CrowdStrike may still have its day before Congress. After hearing former DHS secretary Jeh Johnson say that the DNC refused his agency’s help to allay hackers, Rep. Trey Gowdy (R-SC) “There may be something else on that server [that the DNC] didn’t want law enforcement to see.” Rep. Louie Gohmert (R-TX), a former prosecutor, opined that DNC and CrowdStrike are acting like defendants with something to hide. “Why would they not invite them in?” Gohmert asked during a June interview with Fox News. “And I’m really interested in their excuse. But just from my own experience in all those years, usually the reason somebody didn’t want to invite law enforcement in to investigate is because they knew they would find that they had committed crimes if they came in and started investigating.”
For far, CrowdStrike is standing by its analysis for the DNC.
Democrats continue to stone-wall

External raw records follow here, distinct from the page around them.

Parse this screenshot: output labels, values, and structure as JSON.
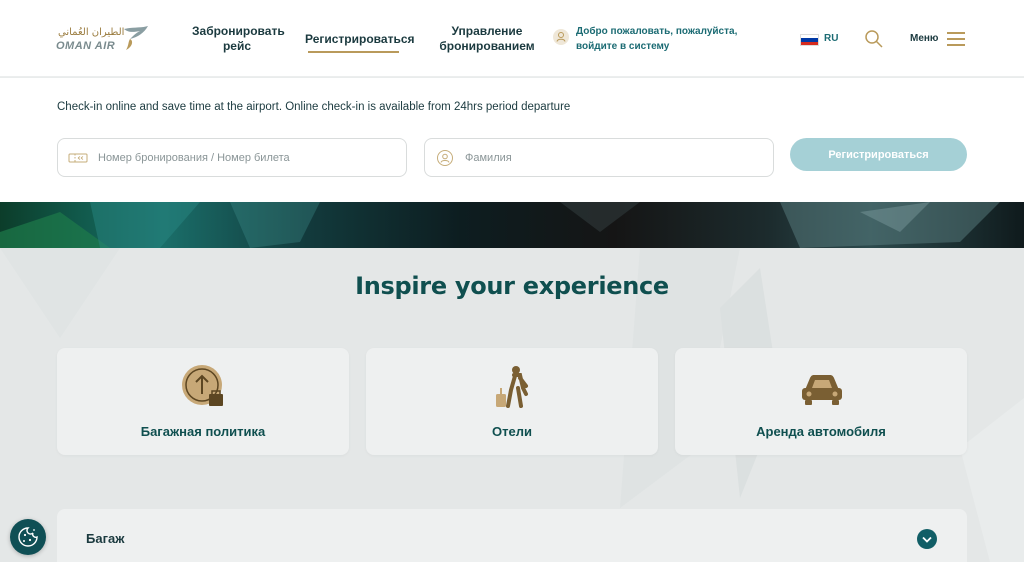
{
  "header": {
    "logo": {
      "arabic_text": "الطيران العُماني",
      "brand_text": "OMAN AIR"
    },
    "nav": {
      "book_flight": "Забронировать рейс",
      "check_in": "Регистрироваться",
      "manage_booking": "Управление бронированием"
    },
    "login_text": "Добро пожаловать, пожалуйста, войдите в систему",
    "language": {
      "code": "RU",
      "flag_colors": [
        "#ffffff",
        "#0039a6",
        "#d52b1e"
      ]
    },
    "menu_label": "Меню"
  },
  "checkin": {
    "info_text": "Check-in online and save time at the airport. Online check-in is available from 24hrs period departure",
    "booking_placeholder": "Номер бронирования / Номер билета",
    "surname_placeholder": "Фамилия",
    "submit_label": "Регистрироваться"
  },
  "inspire": {
    "title": "Inspire your experience",
    "cards": [
      {
        "label": "Багажная политика",
        "icon": "baggage-upload-icon"
      },
      {
        "label": "Отели",
        "icon": "traveler-luggage-icon"
      },
      {
        "label": "Аренда автомобиля",
        "icon": "car-icon"
      }
    ]
  },
  "accordion": {
    "label": "Багаж"
  },
  "colors": {
    "accent_gold": "#b99a5b",
    "dark_teal": "#0f4f4f",
    "button_disabled": "#a5d0d6"
  }
}
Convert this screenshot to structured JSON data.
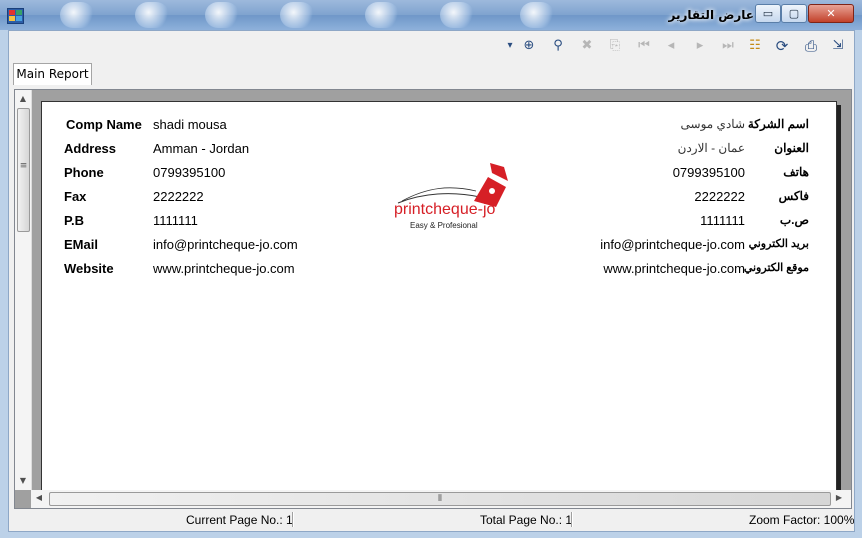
{
  "window": {
    "title": "عارض التقارير",
    "minimize_glyph": "▭",
    "maximize_glyph": "▢",
    "close_glyph": "✕"
  },
  "toolbar": {
    "icons": {
      "dropdown": "▾",
      "find_next": "⊕",
      "find": "⚲",
      "stop": "✖",
      "export_page": "⎘",
      "first": "⏮",
      "prev": "◂",
      "next": "▸",
      "last": "⏭",
      "tree": "☷",
      "refresh": "⟳",
      "print": "⎙",
      "export": "⇲"
    }
  },
  "tabs": [
    {
      "label": "Main Report"
    }
  ],
  "report": {
    "left": [
      {
        "label": "Comp Name",
        "value": "shadi mousa"
      },
      {
        "label": "Address",
        "value": "Amman - Jordan"
      },
      {
        "label": "Phone",
        "value": "0799395100"
      },
      {
        "label": "Fax",
        "value": "2222222"
      },
      {
        "label": "P.B",
        "value": "1111111"
      },
      {
        "label": "EMail",
        "value": "info@printcheque-jo.com"
      },
      {
        "label": "Website",
        "value": "www.printcheque-jo.com"
      }
    ],
    "right": [
      {
        "label": "اسم الشركة",
        "value": "شادي موسى"
      },
      {
        "label": "العنوان",
        "value": "عمان - الاردن"
      },
      {
        "label": "هاتف",
        "value": "0799395100"
      },
      {
        "label": "فاكس",
        "value": "2222222"
      },
      {
        "label": "ص.ب",
        "value": "1111111"
      },
      {
        "label": "بريد الكتروني",
        "value": "info@printcheque-jo.com"
      },
      {
        "label": "موقع الكتروني",
        "value": "www.printcheque-jo.com"
      }
    ],
    "logo": {
      "name": "printcheque-jo",
      "tagline": "Easy & Profesional"
    }
  },
  "status": {
    "current_page": "Current Page No.: 1",
    "total_page": "Total Page No.: 1",
    "zoom": "Zoom Factor: 100%"
  },
  "scroll": {
    "vertical_grip": "≡",
    "horizontal_grip": "⦀",
    "up": "▲",
    "down": "▼",
    "left": "◀",
    "right": "▶"
  },
  "colors": {
    "logo_red": "#d61f26",
    "titlebar": "#7fa3cf"
  }
}
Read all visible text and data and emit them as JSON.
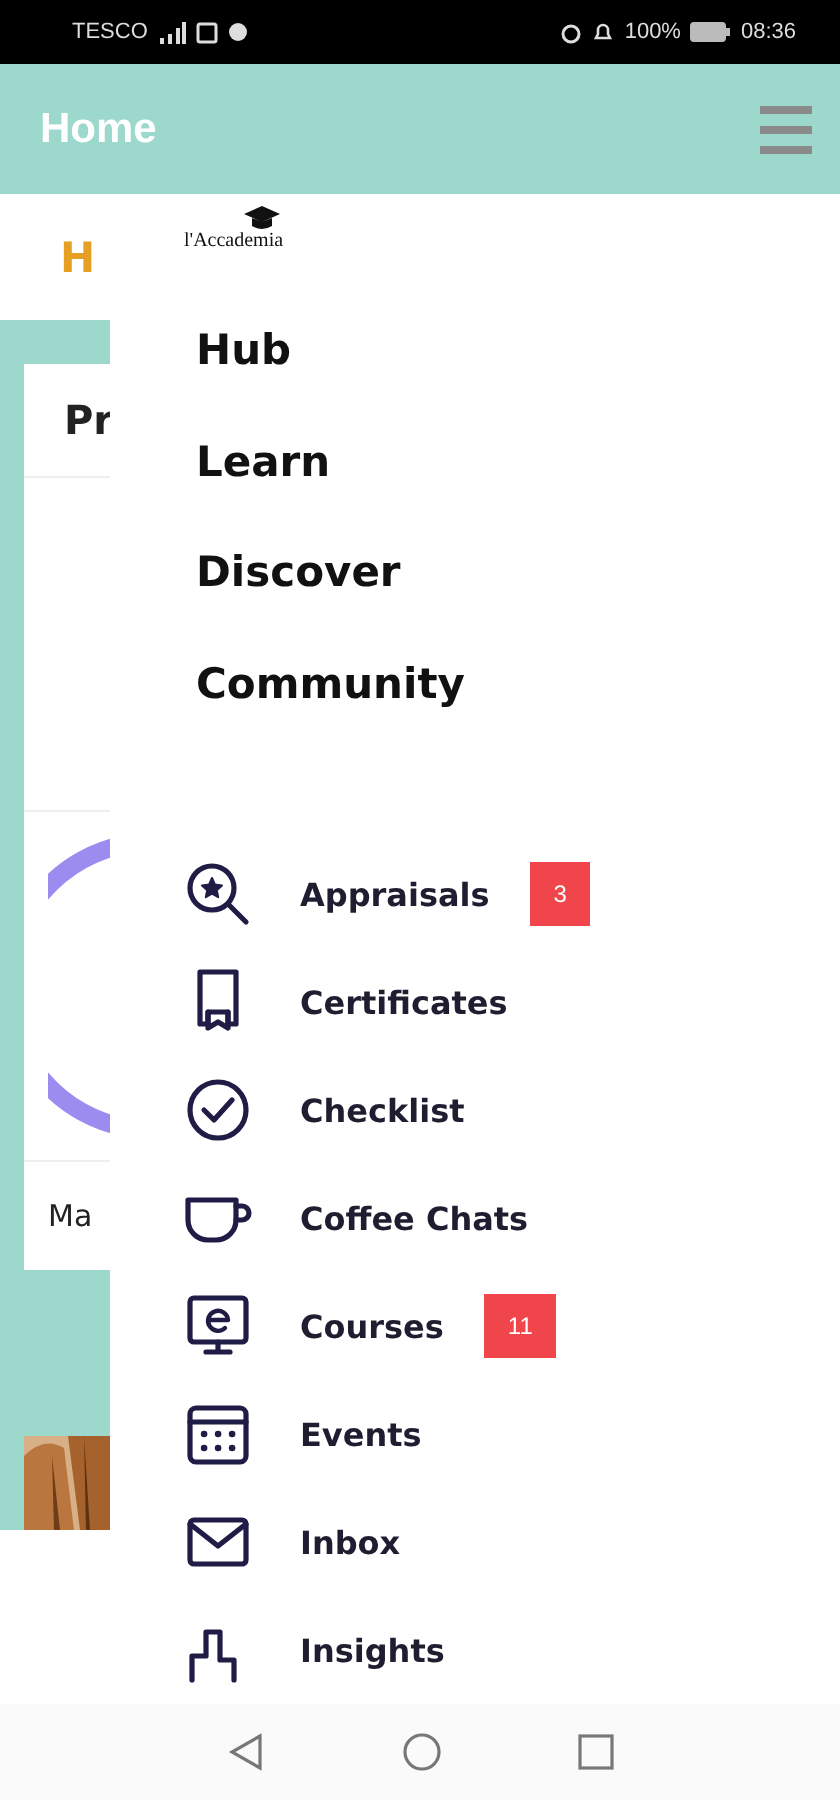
{
  "status_bar": {
    "carrier": "TESCO",
    "battery": "100%",
    "time": "08:36"
  },
  "app_bar": {
    "title": "Home"
  },
  "background": {
    "tab": "H",
    "card_title": "Pr",
    "card_footer": "Ma"
  },
  "drawer": {
    "logo": "l'Accademia",
    "nav": [
      "Hub",
      "Learn",
      "Discover",
      "Community"
    ],
    "items": [
      {
        "kind": "appraisals",
        "label": "Appraisals",
        "badge": "3"
      },
      {
        "kind": "certificates",
        "label": "Certificates"
      },
      {
        "kind": "checklist",
        "label": "Checklist"
      },
      {
        "kind": "coffee",
        "label": "Coffee Chats"
      },
      {
        "kind": "courses",
        "label": "Courses",
        "badge": "11"
      },
      {
        "kind": "events",
        "label": "Events"
      },
      {
        "kind": "inbox",
        "label": "Inbox"
      },
      {
        "kind": "insights",
        "label": "Insights"
      }
    ]
  }
}
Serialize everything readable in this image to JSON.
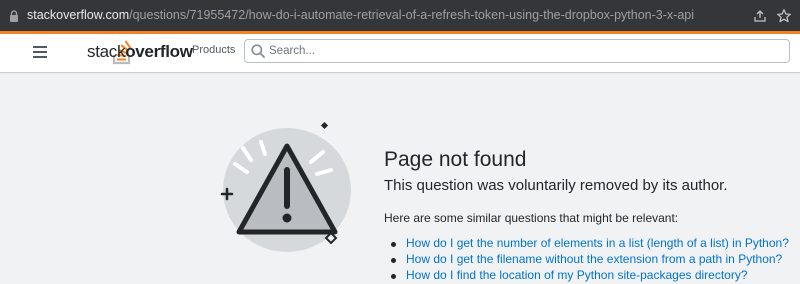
{
  "browser": {
    "url_host": "stackoverflow.com",
    "url_path": "/questions/71955472/how-do-i-automate-retrieval-of-a-refresh-token-using-the-dropbox-python-3-x-api"
  },
  "header": {
    "logo_text_light": "stack",
    "logo_text_bold": "overflow",
    "products_label": "Products",
    "search_placeholder": "Search..."
  },
  "main": {
    "title": "Page not found",
    "subtitle": "This question was voluntarily removed by its author.",
    "similar_intro": "Here are some similar questions that might be relevant:",
    "similar_questions": [
      "How do I get the number of elements in a list (length of a list) in Python?",
      "How do I get the filename without the extension from a path in Python?",
      "How do I find the location of my Python site-packages directory?"
    ]
  },
  "colors": {
    "accent": "#f48225",
    "link": "#0074cc",
    "browser_bar": "#35363a"
  },
  "icons": {
    "lock": "lock-icon",
    "share": "share-icon",
    "star": "star-icon",
    "menu": "hamburger-menu-icon",
    "search": "search-icon",
    "warning": "warning-triangle-icon"
  }
}
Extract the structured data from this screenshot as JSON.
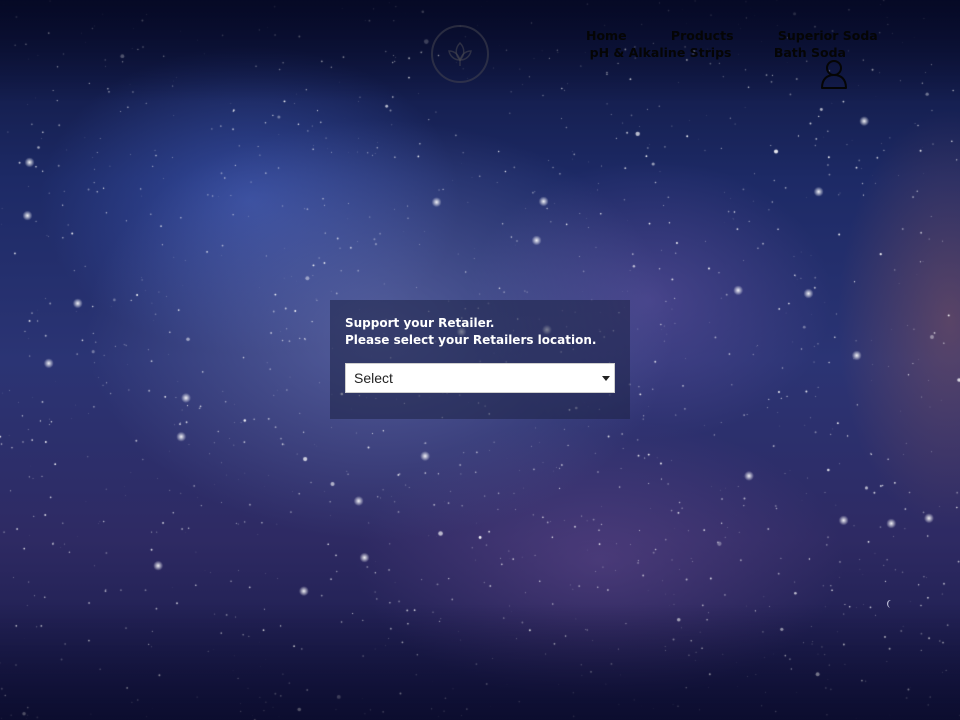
{
  "nav": {
    "items": [
      {
        "label": "Home"
      },
      {
        "label": "Products"
      },
      {
        "label": "Superior Soda"
      },
      {
        "label": "pH & Alkaline Strips"
      },
      {
        "label": "Bath Soda"
      }
    ]
  },
  "panel": {
    "line1": "Support your Retailer.",
    "line2": "Please select your Retailers location.",
    "select": {
      "value": "Select"
    }
  },
  "icons": {
    "logo": "leaf-logo-icon",
    "account": "user-account-icon"
  },
  "colors": {
    "nav_text": "#050505",
    "panel_text": "#ffffff",
    "sky_dark": "#0c1236",
    "sky_mid": "#2b3474"
  }
}
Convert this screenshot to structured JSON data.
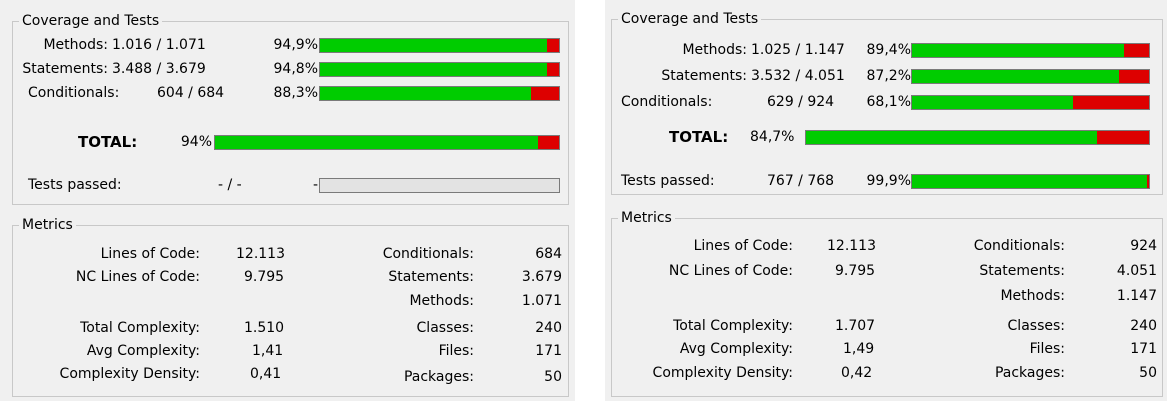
{
  "left": {
    "coverage_title": "Coverage and Tests",
    "rows": [
      {
        "label": "Methods:",
        "value": "1.016 / 1.071",
        "pct": "94,9%",
        "fraction": 0.949
      },
      {
        "label": "Statements:",
        "value": "3.488 / 3.679",
        "pct": "94,8%",
        "fraction": 0.948
      },
      {
        "label": "Conditionals:",
        "value": "604 / 684",
        "pct": "88,3%",
        "fraction": 0.883
      }
    ],
    "total": {
      "label": "TOTAL:",
      "pct": "94%",
      "fraction": 0.94
    },
    "tests": {
      "label": "Tests passed:",
      "value": "- / -",
      "pct": "-"
    },
    "metrics_title": "Metrics",
    "metrics": {
      "loc_label": "Lines of Code:",
      "loc": "12.113",
      "ncloc_label": "NC Lines of Code:",
      "ncloc": "9.795",
      "total_complexity_label": "Total Complexity:",
      "total_complexity": "1.510",
      "avg_complexity_label": "Avg Complexity:",
      "avg_complexity": "1,41",
      "density_label": "Complexity Density:",
      "density": "0,41",
      "conditionals_label": "Conditionals:",
      "conditionals": "684",
      "statements_label": "Statements:",
      "statements": "3.679",
      "methods_label": "Methods:",
      "methods": "1.071",
      "classes_label": "Classes:",
      "classes": "240",
      "files_label": "Files:",
      "files": "171",
      "packages_label": "Packages:",
      "packages": "50"
    }
  },
  "right": {
    "coverage_title": "Coverage and Tests",
    "rows": [
      {
        "label": "Methods:",
        "value": "1.025 / 1.147",
        "pct": "89,4%",
        "fraction": 0.894
      },
      {
        "label": "Statements:",
        "value": "3.532 / 4.051",
        "pct": "87,2%",
        "fraction": 0.872
      },
      {
        "label": "Conditionals:",
        "value": "629 / 924",
        "pct": "68,1%",
        "fraction": 0.681
      }
    ],
    "total": {
      "label": "TOTAL:",
      "pct": "84,7%",
      "fraction": 0.847
    },
    "tests": {
      "label": "Tests passed:",
      "value": "767 / 768",
      "pct": "99,9%",
      "fraction": 0.99
    },
    "metrics_title": "Metrics",
    "metrics": {
      "loc_label": "Lines of Code:",
      "loc": "12.113",
      "ncloc_label": "NC Lines of Code:",
      "ncloc": "9.795",
      "total_complexity_label": "Total Complexity:",
      "total_complexity": "1.707",
      "avg_complexity_label": "Avg Complexity:",
      "avg_complexity": "1,49",
      "density_label": "Complexity Density:",
      "density": "0,42",
      "conditionals_label": "Conditionals:",
      "conditionals": "924",
      "statements_label": "Statements:",
      "statements": "4.051",
      "methods_label": "Methods:",
      "methods": "1.147",
      "classes_label": "Classes:",
      "classes": "240",
      "files_label": "Files:",
      "files": "171",
      "packages_label": "Packages:",
      "packages": "50"
    }
  },
  "colors": {
    "covered": "#00cc00",
    "uncovered": "#dd0000",
    "empty_bar": "#e3e3e3",
    "panel_bg": "#f0f0f0"
  }
}
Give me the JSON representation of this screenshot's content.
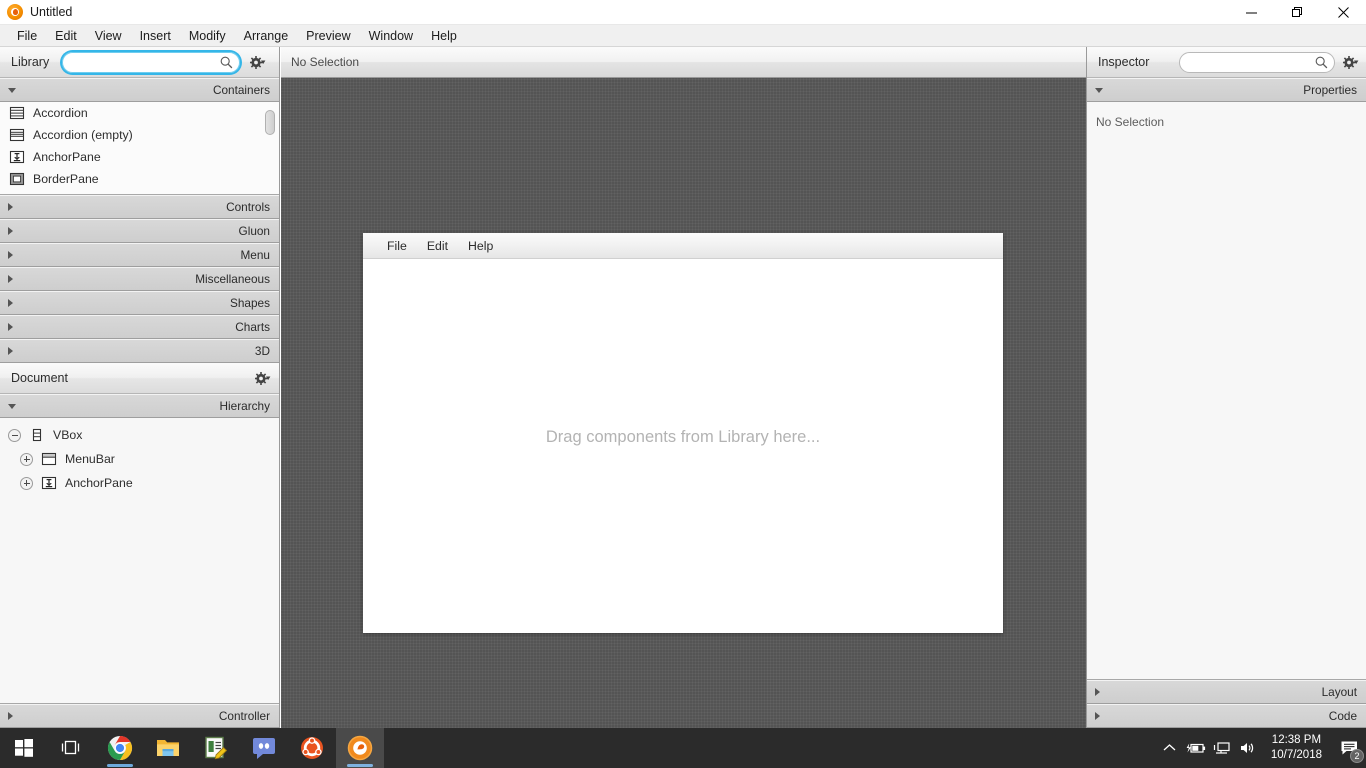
{
  "window": {
    "title": "Untitled",
    "app_icon": "scenebuilder-icon",
    "controls": {
      "minimize": "minimize-icon",
      "maximize": "maximize-icon",
      "close": "close-icon"
    }
  },
  "menubar": {
    "items": [
      "File",
      "Edit",
      "View",
      "Insert",
      "Modify",
      "Arrange",
      "Preview",
      "Window",
      "Help"
    ]
  },
  "library": {
    "title": "Library",
    "search_value": "",
    "search_placeholder": "",
    "gear_label": "gear-icon",
    "sections": [
      {
        "label": "Containers",
        "expanded": true
      },
      {
        "label": "Controls",
        "expanded": false
      },
      {
        "label": "Gluon",
        "expanded": false
      },
      {
        "label": "Menu",
        "expanded": false
      },
      {
        "label": "Miscellaneous",
        "expanded": false
      },
      {
        "label": "Shapes",
        "expanded": false
      },
      {
        "label": "Charts",
        "expanded": false
      },
      {
        "label": "3D",
        "expanded": false
      }
    ],
    "containers_items": [
      {
        "label": "Accordion",
        "icon": "accordion-icon"
      },
      {
        "label": "Accordion  (empty)",
        "icon": "accordion-empty-icon"
      },
      {
        "label": "AnchorPane",
        "icon": "anchorpane-icon"
      },
      {
        "label": "BorderPane",
        "icon": "borderpane-icon"
      }
    ]
  },
  "document": {
    "title": "Document",
    "gear_label": "gear-icon",
    "hierarchy_label": "Hierarchy",
    "controller_label": "Controller",
    "tree": [
      {
        "label": "VBox",
        "icon": "vbox-icon",
        "indent": 0,
        "expander": "minus"
      },
      {
        "label": "MenuBar",
        "icon": "menubar-icon",
        "indent": 1,
        "expander": "plus"
      },
      {
        "label": "AnchorPane",
        "icon": "anchorpane-icon",
        "indent": 1,
        "expander": "plus"
      }
    ]
  },
  "content": {
    "selection_status": "No Selection",
    "stage": {
      "menu_items": [
        "File",
        "Edit",
        "Help"
      ],
      "placeholder": "Drag components from Library here..."
    }
  },
  "inspector": {
    "title": "Inspector",
    "search_value": "",
    "search_placeholder": "",
    "gear_label": "gear-icon",
    "properties_label": "Properties",
    "no_selection": "No Selection",
    "layout_label": "Layout",
    "code_label": "Code"
  },
  "taskbar": {
    "items": [
      {
        "name": "start-button",
        "icon": "windows-logo-icon"
      },
      {
        "name": "task-view-button",
        "icon": "task-view-icon"
      },
      {
        "name": "chrome-button",
        "icon": "chrome-icon",
        "running": true
      },
      {
        "name": "file-explorer-button",
        "icon": "folder-icon"
      },
      {
        "name": "editor-button",
        "icon": "notepad-edit-icon"
      },
      {
        "name": "discord-button",
        "icon": "discord-icon"
      },
      {
        "name": "ubuntu-button",
        "icon": "ubuntu-icon"
      },
      {
        "name": "scenebuilder-button",
        "icon": "scenebuilder-icon",
        "active": true
      }
    ],
    "tray": {
      "chevron": "chevron-up-icon",
      "battery": "battery-charging-icon",
      "network": "network-icon",
      "volume": "volume-icon"
    },
    "clock": {
      "time": "12:38 PM",
      "date": "10/7/2018"
    },
    "notifications": {
      "icon": "action-center-icon",
      "count": "2"
    }
  },
  "colors": {
    "accent_focus": "#35b6e8",
    "canvas_bg": "#545454",
    "panel_bg": "#f5f5f5",
    "taskbar_bg": "#2b2b2b"
  }
}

Former Reagan administration official Jeffrey Lord, a Trump supporter, was interviewed on Anderson Cooper’s “360” show on CNN on July 6. Filling in for Cooper was CNN reporter John Berman, who interviewed other guests who included political analyst former Hillary Clinton campaign officials Robbie Mook and Jen Psaki. The segment started with a discussion about President Donald Trump’s recent statements in which he said that while he thinks that Russia was meddling in the 2016 election, there were probably others involved.
The discussion came on the day that Trump made a rousing speech in Warsaw, recalling the sacrifices of the Polish people for their liberty, while also blasting Russia’s expansionism. Berman mildly chided Lord for referring to Trump’s speech as the equivalent of a notable speech by Ronald Reagan at Westminster in the 1980s. Also, Lord disagreed that Trump was taking a swipe at the intelligence community but is being cautious about what he says about foreign involvement in the past general election.
Changing up the conversation over whether Trump’s speech was in the tradition of Winston Churchill or Ronald Reagan, Lord said, “But, you know, it was a good thing to do. But I don't think -- and one of the things that would help here, at least it's my understanding and maybe you guys know better than I, whether the Democratic National Committee is withholding forensics on their server.”
Host Berman began to interject when both Psaki and Mook were seen to laugh. Lord asked, “I mean that certainly would tell us, wouldn't it?”
Berman dismissed the question, saying “I suppose the president didn't bring that up today, Jeffrey, while he was doing that. I think that's a rabbit hole. That he isn't part of what happened today overseas.”
Lord pressed on, “But I mean if we find out, we -- if they do the forensics to see with some degree of accuracy who hacked, we would know, would we not? And they are withholding their servers, I understand it.”
Berman asked Mook if Lord’s question plays to the Republican party base and Trump’s base. “Does it play to the entire base of the Republican Party right now or President Trump's base when he talks about U.S. intelligence like this?”
Mook responded, and after saying that what Trump cares most about is Donald Trump, gave an answer that has been echoed by other Democrats. He said Trump is “trying to drudge up the past” but “we've got to solve this in a bipartisan way. And when the president does that, he undermines our country's ability to come together and solve the problem. This was an attack on all of us, all of us in this country, both parties, everyone in this room and the president is trying to divide us because that helps him feel better about his own election win. That's dangerous.”